**Try it:**
Go through the records, and copy each line in which the string "Rulesets" is present.

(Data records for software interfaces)
== == ==

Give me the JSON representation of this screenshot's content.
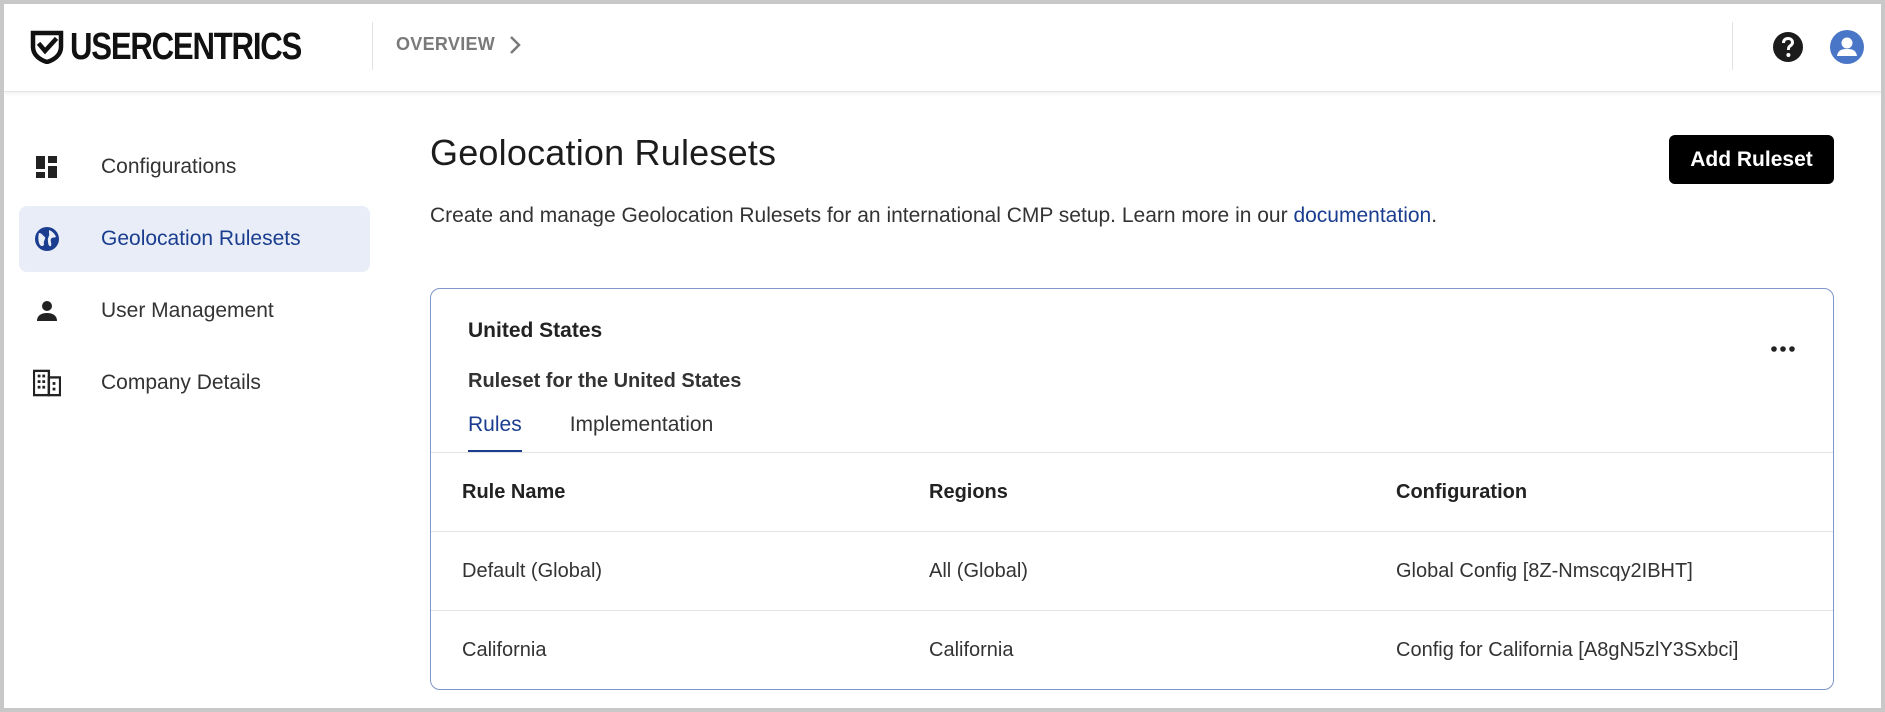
{
  "header": {
    "logo_text": "USERCENTRICS",
    "breadcrumb": "OVERVIEW",
    "help_icon": "help-circle-icon",
    "account_icon": "account-avatar-icon"
  },
  "sidebar": {
    "items": [
      {
        "label": "Configurations",
        "icon": "dashboard-icon",
        "active": false
      },
      {
        "label": "Geolocation Rulesets",
        "icon": "globe-icon",
        "active": true
      },
      {
        "label": "User Management",
        "icon": "person-icon",
        "active": false
      },
      {
        "label": "Company Details",
        "icon": "building-icon",
        "active": false
      }
    ]
  },
  "main": {
    "title": "Geolocation Rulesets",
    "add_button": "Add Ruleset",
    "description": "Create and manage Geolocation Rulesets for an international CMP setup. Learn more in our ",
    "doc_link": "documentation",
    "description_end": "."
  },
  "card": {
    "title": "United States",
    "subtitle": "Ruleset for the United States",
    "tabs": [
      {
        "label": "Rules",
        "active": true
      },
      {
        "label": "Implementation",
        "active": false
      }
    ],
    "table": {
      "headers": [
        "Rule Name",
        "Regions",
        "Configuration"
      ],
      "rows": [
        [
          "Default (Global)",
          "All (Global)",
          "Global Config [8Z-Nmscqy2IBHT]"
        ],
        [
          "California",
          "California",
          "Config for California [A8gN5zlY3Sxbci]"
        ]
      ]
    }
  },
  "colors": {
    "accent": "#1a3d8f",
    "active_bg": "#e8edf7",
    "card_border": "#7f97c9",
    "avatar": "#4a76c7",
    "button_bg": "#000000"
  }
}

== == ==

**Response:**
        "label": "Geolocation Rulesets",
    "title": "Geolocation Rulesets",
    "description": "Create and manage Geolocation Rulesets for an international CMP setup. Learn more in our ",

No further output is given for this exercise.